- is eaten frequently
- or is associated with special celebrations or seasons
- is passed on from one generation to the next
- is prepared in a special way, in accordance with gastronomic heritage
- is distinguished and renowned for its sensory qualities
- is associated with a particular area, region or country
What all the countries have in common is an unusually positive attitude to traditional food and the fact that this type of food is showing a positive trend. Quality is taken for granted and many people accept - expect even - to pay a higher price. On an image scale of 1 to 7, traditional food scores 5.71 in Norway, which is about the European average. The decisive factors for this good image are the perception of uniformly good quality, good and distinctive flavours, food safety, good nutritional value, that the food has been produced in an environmentally friendly way and that it contributes to the local and regional economy.

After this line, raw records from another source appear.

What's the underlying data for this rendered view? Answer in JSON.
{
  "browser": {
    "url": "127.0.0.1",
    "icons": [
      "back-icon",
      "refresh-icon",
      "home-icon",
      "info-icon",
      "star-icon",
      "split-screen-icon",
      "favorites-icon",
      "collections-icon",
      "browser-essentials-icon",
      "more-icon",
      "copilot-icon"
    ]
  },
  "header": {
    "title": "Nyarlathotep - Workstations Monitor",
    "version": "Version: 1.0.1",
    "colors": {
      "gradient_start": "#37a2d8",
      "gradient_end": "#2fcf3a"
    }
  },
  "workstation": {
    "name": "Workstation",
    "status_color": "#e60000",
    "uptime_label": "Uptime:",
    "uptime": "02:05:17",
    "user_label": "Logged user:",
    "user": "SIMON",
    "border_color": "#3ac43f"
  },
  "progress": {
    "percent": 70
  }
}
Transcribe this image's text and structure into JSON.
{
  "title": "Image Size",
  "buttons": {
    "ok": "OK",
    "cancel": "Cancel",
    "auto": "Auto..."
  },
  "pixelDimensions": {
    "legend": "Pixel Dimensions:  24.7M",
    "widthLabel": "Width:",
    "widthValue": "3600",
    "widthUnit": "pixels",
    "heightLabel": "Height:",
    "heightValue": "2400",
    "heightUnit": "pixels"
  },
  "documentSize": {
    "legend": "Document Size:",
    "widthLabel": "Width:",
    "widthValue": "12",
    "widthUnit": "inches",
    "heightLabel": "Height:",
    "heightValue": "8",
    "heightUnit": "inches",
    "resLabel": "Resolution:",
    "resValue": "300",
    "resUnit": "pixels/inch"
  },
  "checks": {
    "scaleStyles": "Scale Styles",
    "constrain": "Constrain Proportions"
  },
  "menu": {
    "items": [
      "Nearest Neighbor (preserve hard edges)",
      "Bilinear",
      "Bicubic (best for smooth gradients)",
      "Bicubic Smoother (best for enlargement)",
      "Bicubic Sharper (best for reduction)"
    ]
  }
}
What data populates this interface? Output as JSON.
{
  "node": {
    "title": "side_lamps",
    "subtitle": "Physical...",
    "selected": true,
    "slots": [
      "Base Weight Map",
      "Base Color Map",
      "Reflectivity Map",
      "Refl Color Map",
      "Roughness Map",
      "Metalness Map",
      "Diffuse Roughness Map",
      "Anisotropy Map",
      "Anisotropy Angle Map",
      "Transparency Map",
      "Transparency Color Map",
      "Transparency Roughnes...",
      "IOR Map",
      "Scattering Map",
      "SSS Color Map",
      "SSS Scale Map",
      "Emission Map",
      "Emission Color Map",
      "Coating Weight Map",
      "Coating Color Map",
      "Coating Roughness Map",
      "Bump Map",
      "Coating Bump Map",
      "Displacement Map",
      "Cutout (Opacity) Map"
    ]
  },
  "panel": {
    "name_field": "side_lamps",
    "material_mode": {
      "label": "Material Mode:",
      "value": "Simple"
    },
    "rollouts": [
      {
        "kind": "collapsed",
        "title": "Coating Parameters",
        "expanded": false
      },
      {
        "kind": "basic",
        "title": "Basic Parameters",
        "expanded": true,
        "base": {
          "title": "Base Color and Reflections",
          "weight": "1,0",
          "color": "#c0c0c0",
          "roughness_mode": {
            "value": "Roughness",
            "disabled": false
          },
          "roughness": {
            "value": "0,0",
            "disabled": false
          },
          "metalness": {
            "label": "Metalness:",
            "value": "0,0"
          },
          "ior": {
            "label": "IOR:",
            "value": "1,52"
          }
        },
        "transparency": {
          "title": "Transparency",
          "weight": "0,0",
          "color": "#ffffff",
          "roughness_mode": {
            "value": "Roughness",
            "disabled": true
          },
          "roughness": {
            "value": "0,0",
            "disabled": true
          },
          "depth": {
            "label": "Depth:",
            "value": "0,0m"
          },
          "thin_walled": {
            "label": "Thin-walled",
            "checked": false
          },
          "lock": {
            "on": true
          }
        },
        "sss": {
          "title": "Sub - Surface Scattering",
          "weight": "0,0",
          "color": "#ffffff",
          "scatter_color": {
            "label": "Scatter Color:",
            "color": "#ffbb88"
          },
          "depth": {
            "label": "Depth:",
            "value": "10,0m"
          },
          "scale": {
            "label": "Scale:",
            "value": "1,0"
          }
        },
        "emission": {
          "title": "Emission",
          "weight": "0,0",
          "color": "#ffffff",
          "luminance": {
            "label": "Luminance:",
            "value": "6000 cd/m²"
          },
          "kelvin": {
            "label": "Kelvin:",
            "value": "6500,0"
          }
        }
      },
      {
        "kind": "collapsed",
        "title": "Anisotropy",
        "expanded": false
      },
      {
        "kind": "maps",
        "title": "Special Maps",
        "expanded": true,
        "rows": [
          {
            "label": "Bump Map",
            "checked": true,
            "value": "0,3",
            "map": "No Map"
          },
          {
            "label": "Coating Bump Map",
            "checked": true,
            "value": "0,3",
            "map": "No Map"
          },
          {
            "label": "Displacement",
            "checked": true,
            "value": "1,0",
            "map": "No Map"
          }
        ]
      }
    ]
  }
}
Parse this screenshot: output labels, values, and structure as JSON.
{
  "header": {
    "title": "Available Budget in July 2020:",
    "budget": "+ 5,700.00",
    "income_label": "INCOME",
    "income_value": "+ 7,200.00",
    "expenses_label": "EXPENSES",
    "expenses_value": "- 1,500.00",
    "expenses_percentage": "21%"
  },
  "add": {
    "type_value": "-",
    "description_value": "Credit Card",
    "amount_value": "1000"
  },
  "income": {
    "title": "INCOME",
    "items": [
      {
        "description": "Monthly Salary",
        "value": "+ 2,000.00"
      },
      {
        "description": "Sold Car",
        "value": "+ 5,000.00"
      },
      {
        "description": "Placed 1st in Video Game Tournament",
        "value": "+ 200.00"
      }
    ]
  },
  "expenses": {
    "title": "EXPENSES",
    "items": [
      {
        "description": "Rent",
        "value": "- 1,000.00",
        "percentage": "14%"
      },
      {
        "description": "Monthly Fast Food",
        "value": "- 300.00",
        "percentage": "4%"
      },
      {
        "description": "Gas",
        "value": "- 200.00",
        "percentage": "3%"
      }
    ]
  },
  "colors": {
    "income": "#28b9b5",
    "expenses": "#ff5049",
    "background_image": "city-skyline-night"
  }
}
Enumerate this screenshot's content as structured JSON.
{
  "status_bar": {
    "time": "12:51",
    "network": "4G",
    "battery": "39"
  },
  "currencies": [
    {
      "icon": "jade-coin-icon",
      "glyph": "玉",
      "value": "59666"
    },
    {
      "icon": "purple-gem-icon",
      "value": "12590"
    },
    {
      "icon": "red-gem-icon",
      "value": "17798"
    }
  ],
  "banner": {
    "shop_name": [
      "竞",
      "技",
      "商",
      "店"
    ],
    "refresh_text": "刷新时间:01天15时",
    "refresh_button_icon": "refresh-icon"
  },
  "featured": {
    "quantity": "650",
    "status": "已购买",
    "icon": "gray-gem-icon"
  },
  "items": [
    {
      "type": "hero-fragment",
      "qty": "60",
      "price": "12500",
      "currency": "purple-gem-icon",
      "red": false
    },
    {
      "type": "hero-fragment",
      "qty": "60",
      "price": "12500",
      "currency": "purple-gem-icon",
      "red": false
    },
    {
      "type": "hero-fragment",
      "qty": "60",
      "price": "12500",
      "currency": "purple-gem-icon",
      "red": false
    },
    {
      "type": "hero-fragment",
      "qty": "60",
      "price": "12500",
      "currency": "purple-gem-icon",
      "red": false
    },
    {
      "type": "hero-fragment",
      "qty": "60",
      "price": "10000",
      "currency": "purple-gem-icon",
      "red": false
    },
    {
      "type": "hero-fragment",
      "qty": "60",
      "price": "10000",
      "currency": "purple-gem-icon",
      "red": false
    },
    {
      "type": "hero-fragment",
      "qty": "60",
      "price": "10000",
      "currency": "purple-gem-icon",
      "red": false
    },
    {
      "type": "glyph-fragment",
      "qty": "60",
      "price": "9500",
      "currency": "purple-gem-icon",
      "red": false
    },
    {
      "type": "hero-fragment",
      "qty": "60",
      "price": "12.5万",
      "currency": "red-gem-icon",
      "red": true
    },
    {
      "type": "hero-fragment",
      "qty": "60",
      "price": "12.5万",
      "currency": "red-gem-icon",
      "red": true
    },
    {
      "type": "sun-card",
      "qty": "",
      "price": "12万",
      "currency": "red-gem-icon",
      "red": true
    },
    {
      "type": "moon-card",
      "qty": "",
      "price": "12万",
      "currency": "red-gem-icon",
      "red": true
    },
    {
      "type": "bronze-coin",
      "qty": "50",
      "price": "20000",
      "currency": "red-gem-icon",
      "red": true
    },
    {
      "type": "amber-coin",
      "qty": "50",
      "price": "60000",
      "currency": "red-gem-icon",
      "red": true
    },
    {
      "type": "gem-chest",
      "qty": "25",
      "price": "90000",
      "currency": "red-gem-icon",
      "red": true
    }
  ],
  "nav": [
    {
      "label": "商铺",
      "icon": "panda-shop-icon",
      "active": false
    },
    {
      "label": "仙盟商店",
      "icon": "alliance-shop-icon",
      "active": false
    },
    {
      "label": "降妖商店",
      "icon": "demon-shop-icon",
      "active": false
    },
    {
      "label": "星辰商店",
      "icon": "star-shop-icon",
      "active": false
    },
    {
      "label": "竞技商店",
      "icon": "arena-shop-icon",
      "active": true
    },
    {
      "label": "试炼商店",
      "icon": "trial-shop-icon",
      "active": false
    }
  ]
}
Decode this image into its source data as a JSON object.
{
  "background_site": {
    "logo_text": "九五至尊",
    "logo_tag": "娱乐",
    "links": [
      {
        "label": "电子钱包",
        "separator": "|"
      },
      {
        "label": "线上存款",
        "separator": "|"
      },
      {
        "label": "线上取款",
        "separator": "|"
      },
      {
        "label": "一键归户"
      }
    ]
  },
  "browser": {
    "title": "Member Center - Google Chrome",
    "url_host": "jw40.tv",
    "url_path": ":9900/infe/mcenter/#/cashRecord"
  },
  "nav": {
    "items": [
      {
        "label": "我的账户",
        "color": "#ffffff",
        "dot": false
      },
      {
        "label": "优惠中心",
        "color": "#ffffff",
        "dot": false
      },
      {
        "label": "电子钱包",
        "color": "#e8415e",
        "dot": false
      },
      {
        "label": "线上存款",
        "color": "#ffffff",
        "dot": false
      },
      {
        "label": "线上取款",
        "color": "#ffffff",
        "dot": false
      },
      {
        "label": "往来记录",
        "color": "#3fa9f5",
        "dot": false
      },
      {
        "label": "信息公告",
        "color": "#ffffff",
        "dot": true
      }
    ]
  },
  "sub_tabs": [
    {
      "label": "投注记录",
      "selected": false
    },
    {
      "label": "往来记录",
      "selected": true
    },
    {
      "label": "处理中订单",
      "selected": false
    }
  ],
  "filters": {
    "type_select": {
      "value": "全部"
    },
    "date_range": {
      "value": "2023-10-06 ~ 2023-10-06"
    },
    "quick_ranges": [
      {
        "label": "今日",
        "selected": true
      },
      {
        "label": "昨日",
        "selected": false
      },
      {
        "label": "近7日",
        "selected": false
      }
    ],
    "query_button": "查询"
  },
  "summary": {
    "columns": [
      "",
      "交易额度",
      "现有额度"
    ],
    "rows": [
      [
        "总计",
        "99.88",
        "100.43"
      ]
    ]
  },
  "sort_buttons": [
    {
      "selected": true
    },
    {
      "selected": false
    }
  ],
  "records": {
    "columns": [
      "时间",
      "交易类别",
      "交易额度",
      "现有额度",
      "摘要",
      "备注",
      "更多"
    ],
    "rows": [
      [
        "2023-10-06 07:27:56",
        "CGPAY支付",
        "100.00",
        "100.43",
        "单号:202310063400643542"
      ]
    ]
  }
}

In spite of traditional food's good image, food producers in Europe are trying to make traditional food more healthy. They must take fat and salt out of the old recipes, something consumers can find difficult to swallow. "Innovation and traditional food are opposite concepts. They are difficult to discuss with the consumer," says Valérie Lengard.
For change read communication
For example, at Nofima Mat we have tried to present Omega-3 cheese to a group of consumers. They were very doubtful about the idea, probably because many associate Omega-3 with fish. This is something the researchers will be working on, partly by giving the consumers information about the source of extra unsaturated fat (feed with more grass), explains Margrethe Hersleth, who is a consumer researcher at Nofima Mat and heads consumer research in the TrueFood project. Hersleth has also introduced consumers to low fat cheese. Here the key is information. "To get consumers to accept low fat cheese, you must inform them about the reasons behind the fat reduction," she says. When changes are made without affecting the taste, then information is not necessarily so critical.
For change read benefits
Changes to traditional food must bring benefits for the consumer, such as better health or better availability. You wouldn't normally expect ready-made Christmas dinners to be accepted at all, but they have become a popular sales line in the supermarkets.
"Convenience changes make traditional food more available. The Fjordland dinners have a very traditional image, so people want them," believes Margrethe Hersleth.
TrueFood is working on change in traditional food from a health or safety viewpoint. Trials are going on at Nofima Mat, for example, to achieve good smoked salmon with less salt. Next door at UMB (the Norwegian University of Life Sciences) they are studying how changing the feed given to cattle can produce more of the healthy fatty acids in milk.
When food is no longer traditional
Those who eat a lot of traditional foods are open to new ingredients, new forms, new colours and textures. They want to see more variety. But they don't want changes to be too drastic. Putting cranberries in smoked salmon might not be a recipe for success. "If you make too much change, it isn't traditional food any more, it's a completely new product," concludes Margrethe Hersleth.
Contact: Valérie Lengard
Christmas means traditional food